While both boys and girls will reach their peak growth spurts during these years, it is not always easy to predict when an athlete has reached his or her adult height and body composition. That said, adolescents at this age will be able to better understand their strengths and weaknesses and are fully aware of what it means to be part of team as well as able to accurately view their own abilities and the abilities of others. Play with tomb raider 2 and earn without leaving your home!

Emotional Development

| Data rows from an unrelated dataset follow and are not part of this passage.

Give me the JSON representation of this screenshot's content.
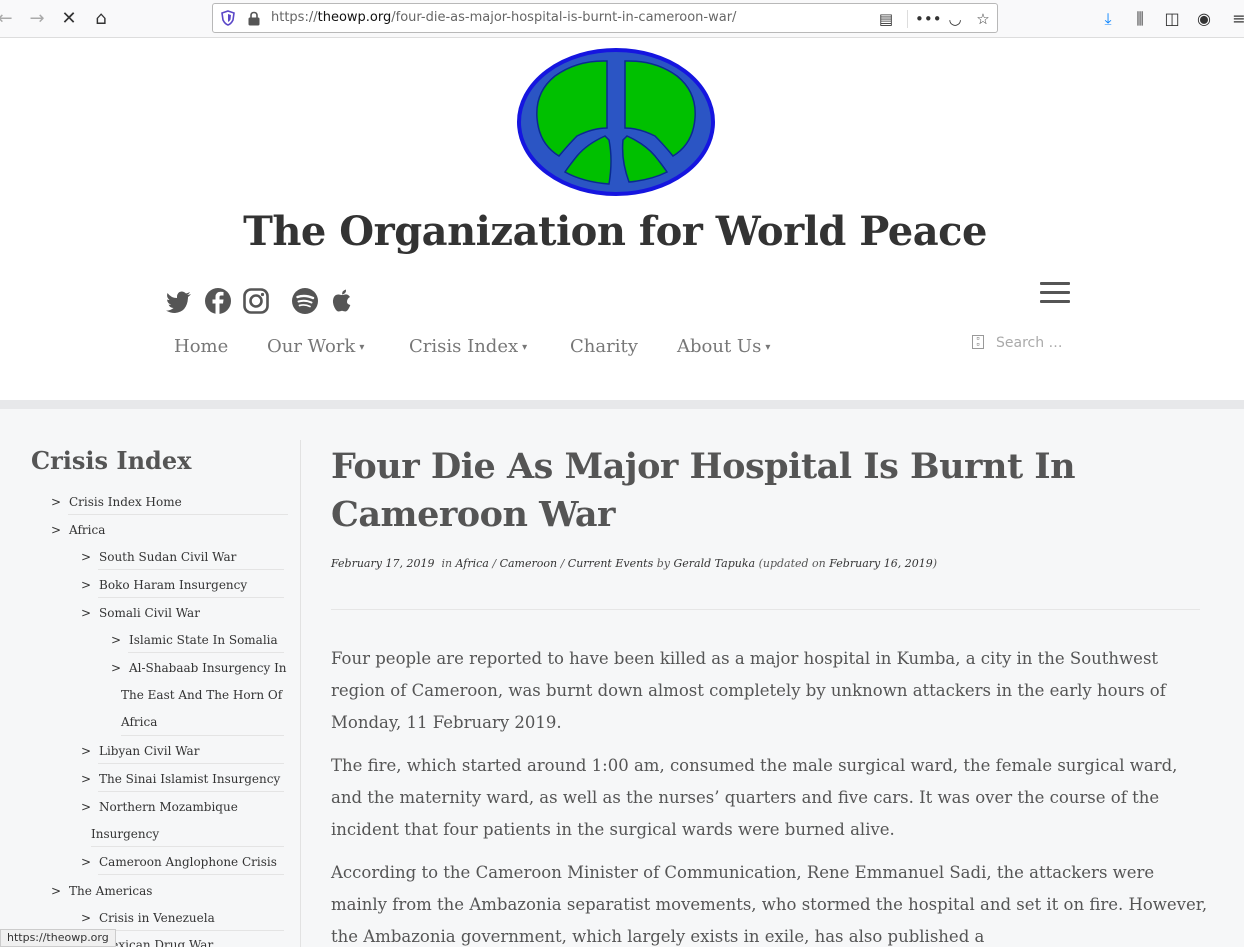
{
  "browser": {
    "url_prefix": "https://",
    "url_host": "theowp.org",
    "url_path": "/four-die-as-major-hospital-is-burnt-in-cameroon-war/",
    "status_url": "https://theowp.org"
  },
  "site": {
    "title": "The Organization for World Peace",
    "logo_colors": {
      "ring": "#1515e0",
      "fill": "#2b55c4",
      "leaf": "#00c000"
    },
    "social_icons": [
      "twitter-icon",
      "facebook-icon",
      "instagram-icon",
      "spotify-icon",
      "apple-icon"
    ]
  },
  "nav": {
    "items": [
      {
        "label": "Home",
        "has_dropdown": false
      },
      {
        "label": "Our Work",
        "has_dropdown": true
      },
      {
        "label": "Crisis Index",
        "has_dropdown": true
      },
      {
        "label": "Charity",
        "has_dropdown": false
      },
      {
        "label": "About Us",
        "has_dropdown": true
      }
    ],
    "caret": "▾",
    "search_placeholder": "Search …"
  },
  "sidebar": {
    "title": "Crisis Index",
    "items": [
      {
        "label": "Crisis Index Home"
      },
      {
        "label": "Africa"
      },
      {
        "label": "South Sudan Civil War"
      },
      {
        "label": "Boko Haram Insurgency"
      },
      {
        "label": "Somali Civil War"
      },
      {
        "label": "Islamic State In Somalia"
      },
      {
        "label": "Al-Shabaab Insurgency In",
        "cont1": "The East And The Horn Of",
        "cont2": "Africa"
      },
      {
        "label": "Libyan Civil War"
      },
      {
        "label": "The Sinai Islamist Insurgency"
      },
      {
        "label": "Northern Mozambique",
        "cont1": "Insurgency"
      },
      {
        "label": "Cameroon Anglophone Crisis"
      },
      {
        "label": "The Americas"
      },
      {
        "label": "Crisis in Venezuela"
      },
      {
        "label": "Mexican Drug War"
      }
    ]
  },
  "article": {
    "title": "Four Die As Major Hospital Is Burnt In Cameroon War",
    "date": "February 17, 2019",
    "in_label": "in",
    "categories": [
      "Africa",
      "Cameroon",
      "Current Events"
    ],
    "by_label": "by",
    "author": "Gerald Tapuka",
    "updated_prefix": "(updated on",
    "updated_date": "February 16, 2019",
    "updated_suffix": ")",
    "paragraphs": [
      "Four people are reported to have been killed as a major hospital in Kumba, a city in the Southwest region of Cameroon, was burnt down almost completely by unknown attackers in the early hours of Monday, 11 February 2019.",
      "The fire, which started around 1:00 am, consumed the male surgical ward, the female surgical ward, and the maternity ward, as well as the nurses’ quarters and five cars. It was over the course of the incident that four patients in the surgical wards were burned alive.",
      "According to the Cameroon Minister of Communication, Rene Emmanuel Sadi, the attackers were mainly from the Ambazonia separatist movements, who stormed the hospital and set it on fire. However, the Ambazonia government, which largely exists in exile, has also published a"
    ]
  }
}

They also may be prone to more anxiety as their capacity to think abstractly is more fully developed. Winning and losing may mean more to them and contribute to how they perceive themselves in their peer groups as well as how they form a sense of their identity. While these athletes may begin to look and talk like adults, they are still not fully adult. For example, their visual capacities are still developing.  Some researchers indicate that peripheral vision can still improve functionally well into the teen years. This has obvious implications for field awareness, which should be considered by their coaches as they evaluate players and construct drills. The frontal lobes of the adolescent brain, which affect organization, planning, sequencing and impulse control, are still developing. So, once again, focusing on keeping drills clear, time-limited and concise are critical.

Best Practice

Instructions should still be clear and easy to follow, even if the capacity to handle more information exists in adolescents. Also, while the attention span of this age group is greater than elementary school athletes, it is still important to keep practices concise and active. Practices that extend beyond two hours often lose the attention of most adolescents as well as expose them to fatigue and injury as well as burnout. The challenge for adults working with adolescents is to recognize their growing abilities while keeping an eye out for the areas that are still maturing.

The Coaches Challenge

These athletes still need much support and guidance and may not be ready for the prime time adult pressure that they will experience as college students and beyond. Playing time at this age, particularly at the high school levels, may now be based more on ability. A critical challenge for coaches at this stage is to create roles so that all team members feel valued, even if their playing time is limited.

This article was adapted by Dr. Ginsburg’s original posting on the US Lacrosse website and from the book Whose Game Is It, Anyway?, Ginsburg, Durant and Baltzell

Dr. Richard Ginsburg
Dr. Richard D. Ginsburg is a clinical psychologist and sport psychology consultant. He is co-director of the Massachusetts General Hospital PACES Institute of Sport Psychology and is an assistant professor of psychology at Harvard Medical School. Dr. Ginsburg also serves as staff psychologist in the Newton Wellesley Hospital Child and Adolescent Psychiatry Department and is the director of Behavioral Health for the Boston Red Sox. Dr. Ginsburg offers a broad range of clinical services to children, adolescents and adults and conducts youth and professional sport research. He is author of the book, Whose Game Is It, Anyway, A guide to helping your child get the most from sports, organized by age and stage and has served as a sport psychology consultant for a variety of professional and college-level sports teams, including lacrosse, soccer, water polo and ice hockey at Harvard University. He is a member of the US Lacrosse Safety and Science Committee and provides talks and consultations nationally to youth, high school, and collegiate athletic programs. Dr. Ginsburg played lacrosse and soccer at Kenyon College, where he won all-conference and all-Midwest honors. He is also a former independent school teacher and coach. He lives with his wife, Teri, and their two children in Newton, Massachusetts.